“And on I read until the day was gone; And I sat in regret of all the things I've done; For all that I've blessed, and all that I've wronged. In dreams until my death, I will wander on.”
The ringtone finished its final pass. Then a sharp buzz sounded, letting her know that a text message had just been sent and was waiting for her to view it. Helen couldn’t explain why she felt so compelled to look at her cellphone. Even though she ignored most text messages when she was doing something important she felt as though she should read whatever text message was sent her way. She pulled the cell phone out of her pocket and read the text message that had set off her cell phone’s ringtone.
The message read, “I found Avery. You don’t have to worry anymore. I’m going to make sure that she is happy from now on.”
Helen put a hand to her mouth in shock. It was a message from her sister. It was dated the exact day and hour that she had died in the accident with the truck. At that moment something clicked inside of her, a deep rooted instinct of knowing that all of her deepest fears had come to pass. She somehow understood the meaning of her sister’s last words. She wasn’t going to see Avery again; not in this plane of living. Not until she crossed over into wherever death had taken two of the most cherished people in her life.
The realization that Naya and her daughter were together gave her a mixed sense of peace and sadness. She was at peace because she knew her sister would take care of her daughter in the afterlife but she was also sad that she would never see her daughter alive in this realm of existence again.
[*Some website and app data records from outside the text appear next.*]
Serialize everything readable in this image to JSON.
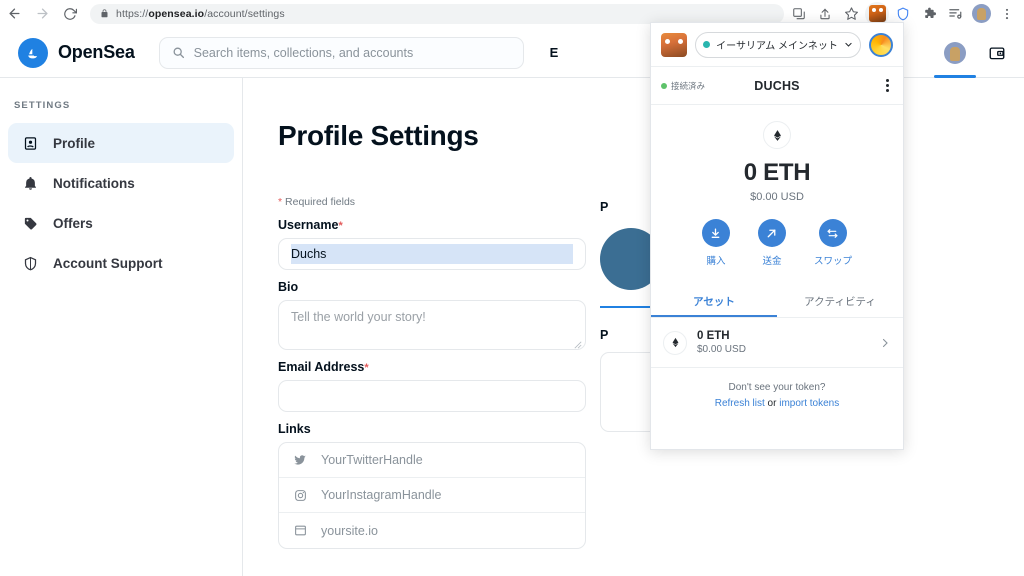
{
  "browser": {
    "back_icon": "back-arrow-icon",
    "forward_icon": "forward-arrow-icon",
    "reload_icon": "reload-icon",
    "lock_icon": "lock-icon",
    "url_scheme": "https://",
    "url_domain": "opensea.io",
    "url_path": "/account/settings",
    "toolbar_icons": [
      "translate-icon",
      "share-icon",
      "bookmark-star-icon",
      "metamask-extension-icon",
      "shield-extension-icon",
      "extensions-puzzle-icon",
      "reading-list-icon",
      "browser-profile-avatar",
      "browser-menu-icon"
    ]
  },
  "site_header": {
    "logo_text": "OpenSea",
    "logo_icon": "opensea-logo-icon",
    "search_placeholder": "Search items, collections, and accounts",
    "search_icon": "search-icon",
    "nav_items": [
      "E"
    ],
    "account_avatar": "account-avatar",
    "wallet_icon": "wallet-icon"
  },
  "sidebar": {
    "section_title": "SETTINGS",
    "items": [
      {
        "label": "Profile",
        "icon": "user-icon",
        "active": true
      },
      {
        "label": "Notifications",
        "icon": "bell-icon",
        "active": false
      },
      {
        "label": "Offers",
        "icon": "tag-icon",
        "active": false
      },
      {
        "label": "Account Support",
        "icon": "shield-icon",
        "active": false
      }
    ]
  },
  "main": {
    "page_title": "Profile Settings",
    "required_note": "Required fields",
    "required_star": "*",
    "username": {
      "label": "Username",
      "required": "*",
      "value": "Duchs"
    },
    "bio": {
      "label": "Bio",
      "placeholder": "Tell the world your story!",
      "value": ""
    },
    "email": {
      "label": "Email Address",
      "required": "*",
      "value": "",
      "placeholder": ""
    },
    "links": {
      "label": "Links",
      "rows": [
        {
          "icon": "twitter-icon",
          "placeholder": "YourTwitterHandle"
        },
        {
          "icon": "instagram-icon",
          "placeholder": "YourInstagramHandle"
        },
        {
          "icon": "website-icon",
          "placeholder": "yoursite.io"
        }
      ]
    },
    "right_column": {
      "profile_image_label": "P",
      "profile_banner_label": "P"
    }
  },
  "metamask": {
    "network": "イーサリアム メインネット",
    "network_chevron": "chevron-down-icon",
    "fox_icon": "metamask-fox-icon",
    "account_avatar": "metamask-account-avatar",
    "connected_status": "接続済み",
    "account_name": "DUCHS",
    "menu_icon": "kebab-menu-icon",
    "token_icon": "ethereum-icon",
    "balance": "0 ETH",
    "fiat_balance": "$0.00 USD",
    "actions": [
      {
        "label": "購入",
        "icon": "buy-download-icon"
      },
      {
        "label": "送金",
        "icon": "send-arrow-icon"
      },
      {
        "label": "スワップ",
        "icon": "swap-icon"
      }
    ],
    "tabs": [
      {
        "label": "アセット",
        "active": true
      },
      {
        "label": "アクティビティ",
        "active": false
      }
    ],
    "assets": [
      {
        "icon": "ethereum-icon",
        "amount": "0 ETH",
        "fiat": "$0.00 USD",
        "arrow": "chevron-right-icon"
      }
    ],
    "footer": {
      "question": "Don't see your token?",
      "refresh_link": "Refresh list",
      "or_text": "or",
      "import_link": "import tokens"
    }
  }
}
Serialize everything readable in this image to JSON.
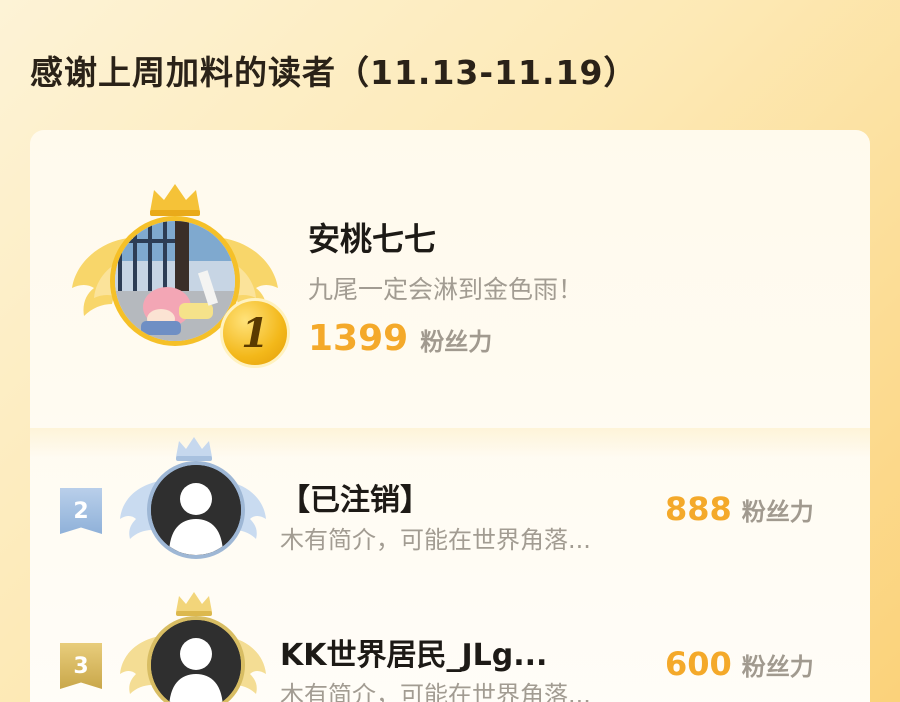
{
  "page": {
    "title": "感谢上周加料的读者（11.13-11.19）"
  },
  "colors": {
    "accent_gold": "#f4a92a",
    "silver": "#9eb7d5",
    "bronze_gold": "#d8bd63",
    "muted_text": "#a29c92"
  },
  "top_reader": {
    "rank": "1",
    "name": "安桃七七",
    "bio": "九尾一定会淋到金色雨！",
    "score": "1399",
    "score_unit": "粉丝力",
    "avatar_icon": "anime-girl-avatar"
  },
  "readers": [
    {
      "rank": "2",
      "name": "【已注销】",
      "bio": "木有简介，可能在世界角落...",
      "score": "888",
      "score_unit": "粉丝力",
      "avatar_icon": "default-user-avatar"
    },
    {
      "rank": "3",
      "name": "KK世界居民_JLg...",
      "bio": "木有简介，可能在世界角落...",
      "score": "600",
      "score_unit": "粉丝力",
      "avatar_icon": "default-user-avatar"
    }
  ]
}
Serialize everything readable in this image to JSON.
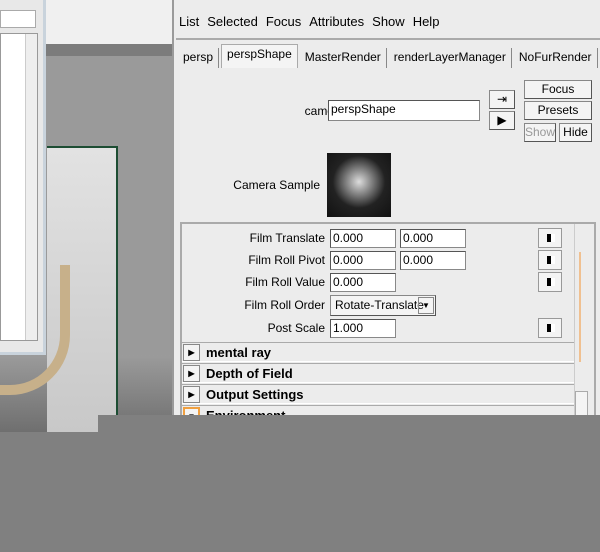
{
  "menu": [
    "List",
    "Selected",
    "Focus",
    "Attributes",
    "Show",
    "Help"
  ],
  "tabs": [
    {
      "label": "persp"
    },
    {
      "label": "perspShape",
      "active": true
    },
    {
      "label": "MasterRender"
    },
    {
      "label": "renderLayerManager"
    },
    {
      "label": "NoFurRender"
    }
  ],
  "camera": {
    "label": "camera:",
    "value": "perspShape"
  },
  "buttons": {
    "focus": "Focus",
    "presets": "Presets",
    "show": "Show",
    "hide": "Hide"
  },
  "camera_sample": {
    "label": "Camera Sample"
  },
  "attributes": [
    {
      "label": "Film Translate",
      "values": [
        "0.000",
        "0.000"
      ]
    },
    {
      "label": "Film Roll Pivot",
      "values": [
        "0.000",
        "0.000"
      ]
    },
    {
      "label": "Film Roll Value",
      "values": [
        "0.000"
      ]
    },
    {
      "label": "Film Roll Order",
      "select": "Rotate-Translate"
    },
    {
      "label": "Post Scale",
      "values": [
        "1.000"
      ]
    }
  ],
  "sections": [
    {
      "label": "mental ray",
      "expanded": false
    },
    {
      "label": "Depth of Field",
      "expanded": false
    },
    {
      "label": "Output Settings",
      "expanded": false
    },
    {
      "label": "Environment",
      "expanded": true
    }
  ],
  "colors": {
    "highlight": "#f0a040",
    "gate": "#1d4d33"
  }
}
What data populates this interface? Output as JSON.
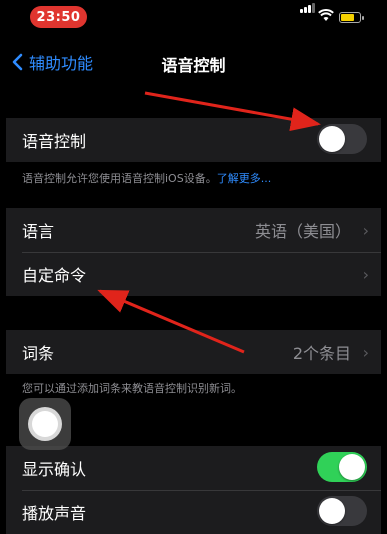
{
  "status_bar": {
    "time": "23:50"
  },
  "nav": {
    "back_label": "辅助功能",
    "title": "语音控制"
  },
  "voice_control": {
    "label": "语音控制",
    "enabled": false
  },
  "voice_control_footer": {
    "text": "语音控制允许您使用语音控制iOS设备。",
    "link": "了解更多..."
  },
  "language_group": {
    "language_label": "语言",
    "language_value": "英语（美国）",
    "custom_commands_label": "自定命令"
  },
  "vocabulary": {
    "label": "词条",
    "value": "2个条目"
  },
  "vocabulary_footer": "您可以通过添加词条来教语音控制识别新词。",
  "show_confirmation": {
    "label": "显示确认",
    "enabled": true
  },
  "play_sound": {
    "label": "播放声音",
    "enabled": false
  },
  "colors": {
    "accent": "#2f8cff",
    "toggle_on": "#30d158",
    "annotation_arrow": "#e0241b"
  }
}
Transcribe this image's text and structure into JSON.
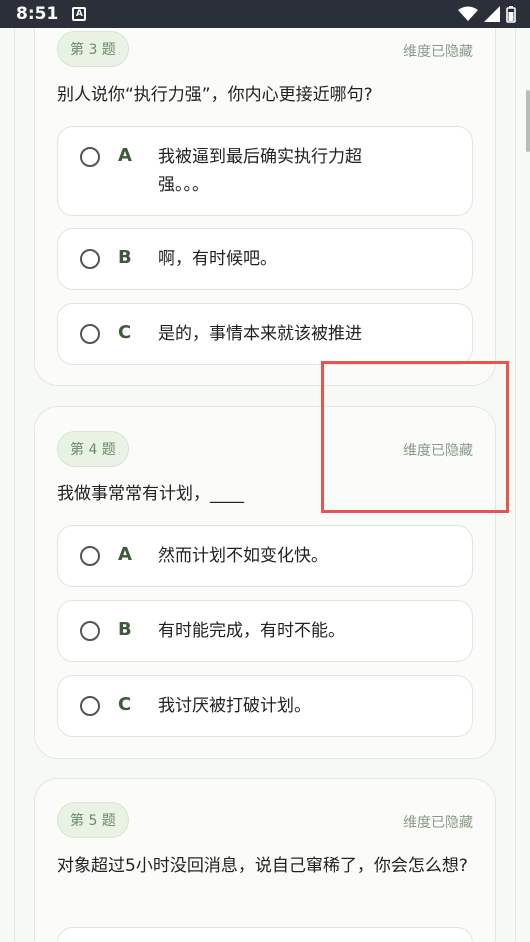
{
  "status_bar": {
    "time": "8:51",
    "notification_glyph": "A"
  },
  "questions": [
    {
      "tag": "第 3 题",
      "dimension": "维度已隐藏",
      "text": "别人说你“执行力强”，你内心更接近哪句?",
      "options": [
        {
          "letter": "A",
          "text": "我被逼到最后确实执行力超强。。。"
        },
        {
          "letter": "B",
          "text": "啊，有时候吧。"
        },
        {
          "letter": "C",
          "text": "是的，事情本来就该被推进"
        }
      ]
    },
    {
      "tag": "第 4 题",
      "dimension": "维度已隐藏",
      "text": "我做事常常有计划，____",
      "options": [
        {
          "letter": "A",
          "text": "然而计划不如变化快。"
        },
        {
          "letter": "B",
          "text": "有时能完成，有时不能。"
        },
        {
          "letter": "C",
          "text": "我讨厌被打破计划。"
        }
      ]
    },
    {
      "tag": "第 5 题",
      "dimension": "维度已隐藏",
      "text": "对象超过5小时没回消息，说自己窜稀了，你会怎么想?"
    }
  ]
}
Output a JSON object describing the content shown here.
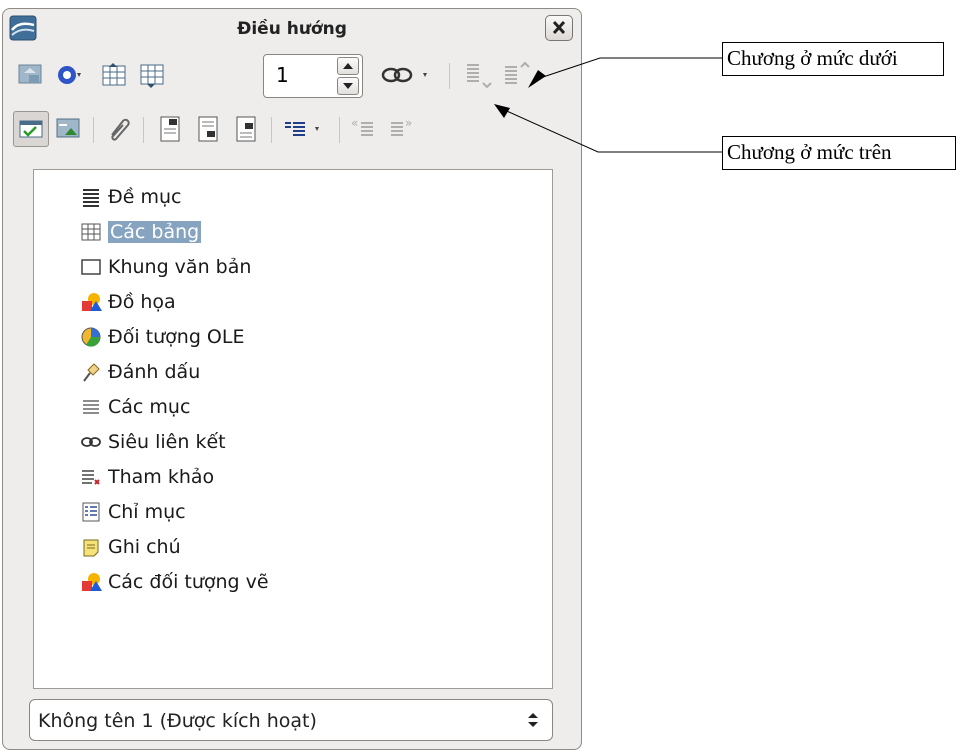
{
  "window": {
    "title": "Điều hướng"
  },
  "toolbar": {
    "level_value": "1"
  },
  "tree": {
    "items": [
      {
        "label": "Đề mục",
        "icon": "headings-icon"
      },
      {
        "label": "Các bảng",
        "icon": "table-icon",
        "selected": true
      },
      {
        "label": "Khung văn bản",
        "icon": "text-frame-icon"
      },
      {
        "label": "Đồ họa",
        "icon": "graphics-icon"
      },
      {
        "label": "Đối tượng OLE",
        "icon": "ole-object-icon"
      },
      {
        "label": "Đánh dấu",
        "icon": "bookmark-icon"
      },
      {
        "label": "Các mục",
        "icon": "sections-icon"
      },
      {
        "label": "Siêu liên kết",
        "icon": "hyperlink-icon"
      },
      {
        "label": "Tham khảo",
        "icon": "references-icon"
      },
      {
        "label": "Chỉ mục",
        "icon": "indexes-icon"
      },
      {
        "label": "Ghi chú",
        "icon": "comments-icon"
      },
      {
        "label": "Các đối tượng vẽ",
        "icon": "drawing-objects-icon"
      }
    ]
  },
  "document_select": {
    "value": "Không tên 1 (Được kích hoạt)"
  },
  "annotations": {
    "demote": "Chương ở mức dưới",
    "promote": "Chương ở mức trên"
  },
  "colors": {
    "selection": "#86a4c0",
    "window_bg": "#efedec"
  }
}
Helen sunk to the base of her sister’s grave grasping the cell phone in her hands. She held the cell phone close to her face with her sister’s last message displayed on the screen and wept at the base of her grave for what seemed like forever.